* Exercise:
Write out every record again, exactly.

Segment Start: Dataset excerpts

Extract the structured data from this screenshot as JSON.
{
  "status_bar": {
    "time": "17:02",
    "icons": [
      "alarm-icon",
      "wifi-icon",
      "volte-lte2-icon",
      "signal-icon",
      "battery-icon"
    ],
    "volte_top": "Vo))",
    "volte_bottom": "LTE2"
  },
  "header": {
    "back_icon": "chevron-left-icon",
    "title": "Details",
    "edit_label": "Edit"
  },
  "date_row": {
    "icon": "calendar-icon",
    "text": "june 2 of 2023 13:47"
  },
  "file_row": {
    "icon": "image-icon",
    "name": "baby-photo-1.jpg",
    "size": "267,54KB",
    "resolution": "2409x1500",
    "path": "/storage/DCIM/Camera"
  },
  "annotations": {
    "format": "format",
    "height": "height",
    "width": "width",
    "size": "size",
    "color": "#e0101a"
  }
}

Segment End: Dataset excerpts

* Finished exercise:
Extract the structured data from this screenshot as JSON.
{
  "status_bar": {
    "time": "17:02",
    "icons": [
      "alarm-icon",
      "wifi-icon",
      "volte-lte2-icon",
      "signal-icon",
      "battery-icon"
    ],
    "volte_top": "Vo))",
    "volte_bottom": "LTE2"
  },
  "header": {
    "back_icon": "chevron-left-icon",
    "title": "Details",
    "edit_label": "Edit"
  },
  "date_row": {
    "icon": "calendar-icon",
    "text": "june 2 of 2023 13:47"
  },
  "file_row": {
    "icon": "image-icon",
    "name": "baby-photo-1.jpg",
    "size": "267,54KB",
    "resolution": "2409x1500",
    "path": "/storage/DCIM/Camera"
  },
  "annotations": {
    "format": "format",
    "height": "height",
    "width": "width",
    "size": "size",
    "color": "#e0101a"
  }
}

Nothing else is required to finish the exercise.